Activity:
Lines where the string "Vilniaus" appears are to be copied from the entries below.

Page and application data records:
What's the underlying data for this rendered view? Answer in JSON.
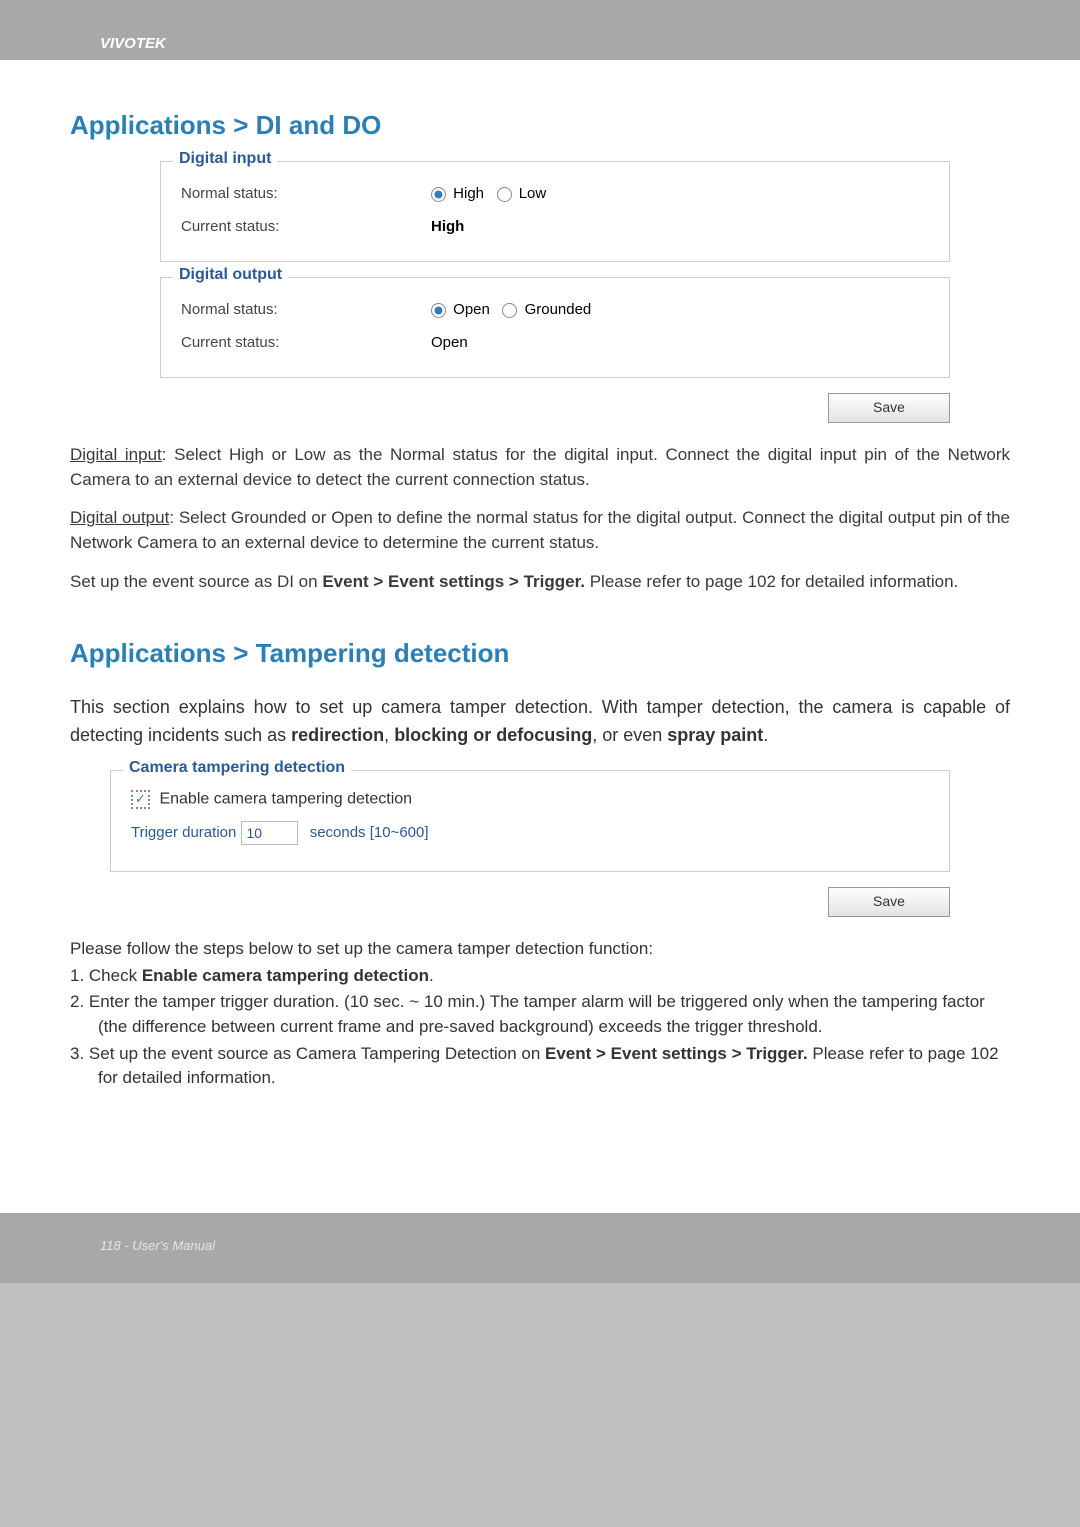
{
  "header": {
    "brand": "VIVOTEK"
  },
  "section1": {
    "title": "Applications > DI and DO",
    "digital_input": {
      "legend": "Digital input",
      "normal_label": "Normal status:",
      "radio_high": "High",
      "radio_low": "Low",
      "current_label": "Current status:",
      "current_value": "High"
    },
    "digital_output": {
      "legend": "Digital output",
      "normal_label": "Normal status:",
      "radio_open": "Open",
      "radio_grounded": "Grounded",
      "current_label": "Current status:",
      "current_value": "Open"
    },
    "save": "Save"
  },
  "para_di": {
    "u": "Digital input",
    "t": ": Select High or Low as the Normal status for the digital input. Connect the digital input pin of the Network Camera to an external device to detect the current connection status."
  },
  "para_do": {
    "u": "Digital output",
    "t": ": Select Grounded or Open to define the normal status for the digital output. Connect the digital output pin of the Network Camera to an external device to determine the current status."
  },
  "para_event": {
    "a": "Set up the event source as DI on ",
    "b": "Event > Event settings > Trigger.",
    "c": " Please refer to page 102 for detailed information."
  },
  "section2": {
    "title": "Applications > Tampering detection",
    "intro": {
      "a": "This section explains how to set up camera tamper detection. With tamper detection, the camera is capable of detecting incidents such as ",
      "b": "redirection",
      "c": ", ",
      "d": "blocking or defocusing",
      "e": ", or even ",
      "f": "spray paint",
      "g": "."
    },
    "tamper": {
      "legend": "Camera tampering detection",
      "enable": "Enable camera tampering detection",
      "trigger_label": "Trigger duration",
      "trigger_value": "10",
      "trigger_suffix": "seconds [10~600]"
    },
    "save": "Save",
    "steps_lead": "Please follow the steps below to set up the camera tamper detection function:",
    "step1_pre": "1. Check ",
    "step1_bold": "Enable camera tampering detection",
    "step1_post": ".",
    "step2": "2. Enter the tamper trigger duration. (10 sec. ~ 10 min.) The tamper alarm will be triggered only when the tampering factor (the difference between current frame and pre-saved background) exceeds the trigger threshold.",
    "step3_pre": "3. Set up the event source as Camera Tampering Detection on ",
    "step3_bold": "Event > Event settings > Trigger.",
    "step3_post": " Please refer to page 102 for detailed information."
  },
  "footer": {
    "text": "118 - User's Manual"
  }
}
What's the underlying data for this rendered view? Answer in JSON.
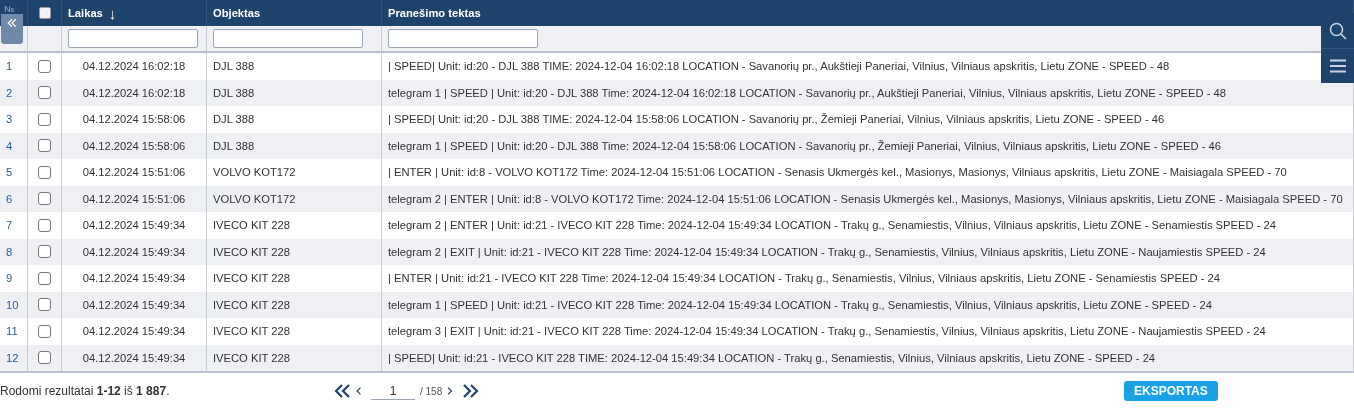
{
  "table": {
    "select_all": {
      "checked": false
    },
    "columns": [
      {
        "label": "№",
        "kind": "number"
      },
      {
        "kind": "check"
      },
      {
        "label": "Laikas",
        "kind": "time",
        "sort": "↓",
        "filter": true
      },
      {
        "label": "Objektas",
        "kind": "object",
        "filter": true
      },
      {
        "label": "Pranešimo tektas",
        "kind": "message",
        "filter": true
      }
    ],
    "rows": [
      {
        "number": "1",
        "checked": false,
        "time": "04.12.2024 16:02:18",
        "object": "DJL 388",
        "message": "| SPEED| Unit: id:20 - DJL 388 TIME: 2024-12-04 16:02:18 LOCATION - Savanorių pr., Aukštieji Paneriai, Vilnius, Vilniaus apskritis, Lietu ZONE - SPEED - 48"
      },
      {
        "number": "2",
        "checked": false,
        "time": "04.12.2024 16:02:18",
        "object": "DJL 388",
        "message": "telegram 1 | SPEED | Unit: id:20 - DJL 388 Time: 2024-12-04 16:02:18 LOCATION - Savanorių pr., Aukštieji Paneriai, Vilnius, Vilniaus apskritis, Lietu ZONE - SPEED - 48"
      },
      {
        "number": "3",
        "checked": false,
        "time": "04.12.2024 15:58:06",
        "object": "DJL 388",
        "message": "| SPEED| Unit: id:20 - DJL 388 TIME: 2024-12-04 15:58:06 LOCATION - Savanorių pr., Žemieji Paneriai, Vilnius, Vilniaus apskritis, Lietu ZONE - SPEED - 46"
      },
      {
        "number": "4",
        "checked": false,
        "time": "04.12.2024 15:58:06",
        "object": "DJL 388",
        "message": "telegram 1 | SPEED | Unit: id:20 - DJL 388 Time: 2024-12-04 15:58:06 LOCATION - Savanorių pr., Žemieji Paneriai, Vilnius, Vilniaus apskritis, Lietu ZONE - SPEED - 46"
      },
      {
        "number": "5",
        "checked": false,
        "time": "04.12.2024 15:51:06",
        "object": "VOLVO KOT172",
        "message": "| ENTER | Unit: id:8 - VOLVO KOT172 Time: 2024-12-04 15:51:06 LOCATION - Senasis Ukmergės kel., Masionys, Masionys, Vilniaus apskritis, Lietu ZONE - Maisiagala SPEED - 70"
      },
      {
        "number": "6",
        "checked": false,
        "time": "04.12.2024 15:51:06",
        "object": "VOLVO KOT172",
        "message": "telegram 2 | ENTER | Unit: id:8 - VOLVO KOT172 Time: 2024-12-04 15:51:06 LOCATION - Senasis Ukmergės kel., Masionys, Masionys, Vilniaus apskritis, Lietu ZONE - Maisiagala SPEED - 70"
      },
      {
        "number": "7",
        "checked": false,
        "time": "04.12.2024 15:49:34",
        "object": "IVECO KIT 228",
        "message": "telegram 2 | ENTER | Unit: id:21 - IVECO KIT 228 Time: 2024-12-04 15:49:34 LOCATION - Trakų g., Senamiestis, Vilnius, Vilniaus apskritis, Lietu ZONE - Senamiestis SPEED - 24"
      },
      {
        "number": "8",
        "checked": false,
        "time": "04.12.2024 15:49:34",
        "object": "IVECO KIT 228",
        "message": "telegram 2 | EXIT | Unit: id:21 - IVECO KIT 228 Time: 2024-12-04 15:49:34 LOCATION - Trakų g., Senamiestis, Vilnius, Vilniaus apskritis, Lietu ZONE - Naujamiestis SPEED - 24"
      },
      {
        "number": "9",
        "checked": false,
        "time": "04.12.2024 15:49:34",
        "object": "IVECO KIT 228",
        "message": "| ENTER | Unit: id:21 - IVECO KIT 228 Time: 2024-12-04 15:49:34 LOCATION - Trakų g., Senamiestis, Vilnius, Vilniaus apskritis, Lietu ZONE - Senamiestis SPEED - 24"
      },
      {
        "number": "10",
        "checked": false,
        "time": "04.12.2024 15:49:34",
        "object": "IVECO KIT 228",
        "message": "telegram 1 | SPEED | Unit: id:21 - IVECO KIT 228 Time: 2024-12-04 15:49:34 LOCATION - Trakų g., Senamiestis, Vilnius, Vilniaus apskritis, Lietu ZONE - SPEED - 24"
      },
      {
        "number": "11",
        "checked": false,
        "time": "04.12.2024 15:49:34",
        "object": "IVECO KIT 228",
        "message": "telegram 3 | EXIT | Unit: id:21 - IVECO KIT 228 Time: 2024-12-04 15:49:34 LOCATION - Trakų g., Senamiestis, Vilnius, Vilniaus apskritis, Lietu ZONE - Naujamiestis SPEED - 24"
      },
      {
        "number": "12",
        "checked": false,
        "time": "04.12.2024 15:49:34",
        "object": "IVECO KIT 228",
        "message": "| SPEED| Unit: id:21 - IVECO KIT 228 TIME: 2024-12-04 15:49:34 LOCATION - Trakų g., Senamiestis, Vilnius, Vilniaus apskritis, Lietu ZONE - SPEED - 24"
      }
    ]
  },
  "footer": {
    "summary": "Rodomi rezultatai **1-12** iš **1 887**.",
    "page": "1",
    "pages": "/ 158",
    "export_button": "EKSPORTAS"
  }
}
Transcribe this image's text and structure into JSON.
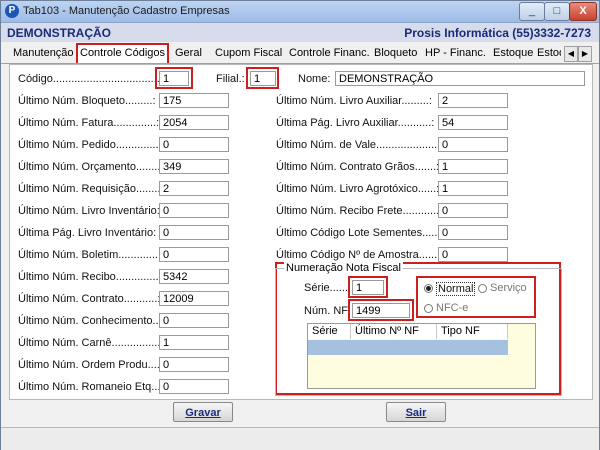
{
  "window": {
    "title": "Tab103 - Manutenção Cadastro Empresas",
    "app_icon": "P",
    "minimize_label": "_",
    "maximize_label": "□",
    "close_label": "X"
  },
  "header": {
    "company": "DEMONSTRAÇÃO",
    "vendor": "Prosis Informática (55)3332-7273"
  },
  "tabs": [
    "Manutenção",
    "Controle Códigos",
    "Geral",
    "Cupom Fiscal",
    "Controle Financ.",
    "Bloqueto",
    "HP - Financ.",
    "Estoque",
    "Estoq"
  ],
  "tab_scroll": {
    "left": "◀",
    "right": "▶"
  },
  "top_row": {
    "codigo_label": "Código.......................................:",
    "codigo_value": "1",
    "filial_label": "Filial.:",
    "filial_value": "1",
    "nome_label": "Nome:",
    "nome_value": "DEMONSTRAÇÃO"
  },
  "left_fields": [
    {
      "label": "Último Núm. Bloqueto.........:",
      "value": "175"
    },
    {
      "label": "Último Núm. Fatura..............:",
      "value": "2054"
    },
    {
      "label": "Último Núm. Pedido...............:",
      "value": "0"
    },
    {
      "label": "Último Núm. Orçamento.........:",
      "value": "349"
    },
    {
      "label": "Último Núm. Requisição........:",
      "value": "2"
    },
    {
      "label": "Último Núm. Livro Inventário:",
      "value": "0"
    },
    {
      "label": "Última  Pág. Livro  Inventário:",
      "value": "0"
    },
    {
      "label": "Último Núm. Boletim.............:",
      "value": "0"
    },
    {
      "label": "Último Núm. Recibo..............:",
      "value": "5342"
    },
    {
      "label": "Último Núm. Contrato...........:",
      "value": "12009"
    },
    {
      "label": "Último Núm. Conhecimento...:",
      "value": "0"
    },
    {
      "label": "Último Núm. Carnê................:",
      "value": "1"
    },
    {
      "label": "Último Núm. Ordem Produ.....:",
      "value": "0"
    },
    {
      "label": "Último Núm. Romaneio Etq...:",
      "value": "0"
    }
  ],
  "right_fields": [
    {
      "label": "Último Núm. Livro Auxiliar.........:",
      "value": "2"
    },
    {
      "label": "Última Pág. Livro Auxiliar...........:",
      "value": "54"
    },
    {
      "label": "Último Núm. de Vale....................:",
      "value": "0"
    },
    {
      "label": "Último Núm. Contrato Grãos.......:",
      "value": "1"
    },
    {
      "label": "Último Núm. Livro Agrotóxico......:",
      "value": "1"
    },
    {
      "label": "Último Núm. Recibo Frete............:",
      "value": "0"
    },
    {
      "label": "Último Código Lote Sementes......:",
      "value": "0"
    },
    {
      "label": "Último Código Nº de Amostra........:",
      "value": "0"
    }
  ],
  "nota_fiscal": {
    "title": "Numeração Nota Fiscal",
    "serie_label": "Série........:",
    "serie_value": "1",
    "num_nf_label": "Núm. NF:",
    "num_nf_value": "1499",
    "radio_normal": "Normal",
    "radio_servico": "Serviço",
    "radio_nfce": "NFC-e",
    "selected": "Normal",
    "grid_columns": [
      "Série",
      "Último Nº NF",
      "Tipo NF"
    ]
  },
  "buttons": {
    "gravar": "Gravar",
    "sair": "Sair"
  }
}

Result of the exercise:
        "message": "| SPEED| Unit: id:20 - DJL 388 TIME: 2024-12-04 16:02:18 LOCATION - Savanorių pr., Aukštieji Paneriai, Vilnius, Vilniaus apskritis, Lietu ZONE - SPEED - 48"
        "message": "telegram 1 | SPEED | Unit: id:20 - DJL 388 Time: 2024-12-04 16:02:18 LOCATION - Savanorių pr., Aukštieji Paneriai, Vilnius, Vilniaus apskritis, Lietu ZONE - SPEED - 48"
        "message": "| SPEED| Unit: id:20 - DJL 388 TIME: 2024-12-04 15:58:06 LOCATION - Savanorių pr., Žemieji Paneriai, Vilnius, Vilniaus apskritis, Lietu ZONE - SPEED - 46"
        "message": "telegram 1 | SPEED | Unit: id:20 - DJL 388 Time: 2024-12-04 15:58:06 LOCATION - Savanorių pr., Žemieji Paneriai, Vilnius, Vilniaus apskritis, Lietu ZONE - SPEED - 46"
        "message": "| ENTER | Unit: id:8 - VOLVO KOT172 Time: 2024-12-04 15:51:06 LOCATION - Senasis Ukmergės kel., Masionys, Masionys, Vilniaus apskritis, Lietu ZONE - Maisiagala SPEED - 70"
        "message": "telegram 2 | ENTER | Unit: id:8 - VOLVO KOT172 Time: 2024-12-04 15:51:06 LOCATION - Senasis Ukmergės kel., Masionys, Masionys, Vilniaus apskritis, Lietu ZONE - Maisiagala SPEED - 70"
        "message": "telegram 2 | ENTER | Unit: id:21 - IVECO KIT 228 Time: 2024-12-04 15:49:34 LOCATION - Trakų g., Senamiestis, Vilnius, Vilniaus apskritis, Lietu ZONE - Senamiestis SPEED - 24"
        "message": "telegram 2 | EXIT | Unit: id:21 - IVECO KIT 228 Time: 2024-12-04 15:49:34 LOCATION - Trakų g., Senamiestis, Vilnius, Vilniaus apskritis, Lietu ZONE - Naujamiestis SPEED - 24"
        "message": "| ENTER | Unit: id:21 - IVECO KIT 228 Time: 2024-12-04 15:49:34 LOCATION - Trakų g., Senamiestis, Vilnius, Vilniaus apskritis, Lietu ZONE - Senamiestis SPEED - 24"
        "message": "telegram 1 | SPEED | Unit: id:21 - IVECO KIT 228 Time: 2024-12-04 15:49:34 LOCATION - Trakų g., Senamiestis, Vilnius, Vilniaus apskritis, Lietu ZONE - SPEED - 24"
        "message": "telegram 3 | EXIT | Unit: id:21 - IVECO KIT 228 Time: 2024-12-04 15:49:34 LOCATION - Trakų g., Senamiestis, Vilnius, Vilniaus apskritis, Lietu ZONE - Naujamiestis SPEED - 24"
        "message": "| SPEED| Unit: id:21 - IVECO KIT 228 TIME: 2024-12-04 15:49:34 LOCATION - Trakų g., Senamiestis, Vilnius, Vilniaus apskritis, Lietu ZONE - SPEED - 24"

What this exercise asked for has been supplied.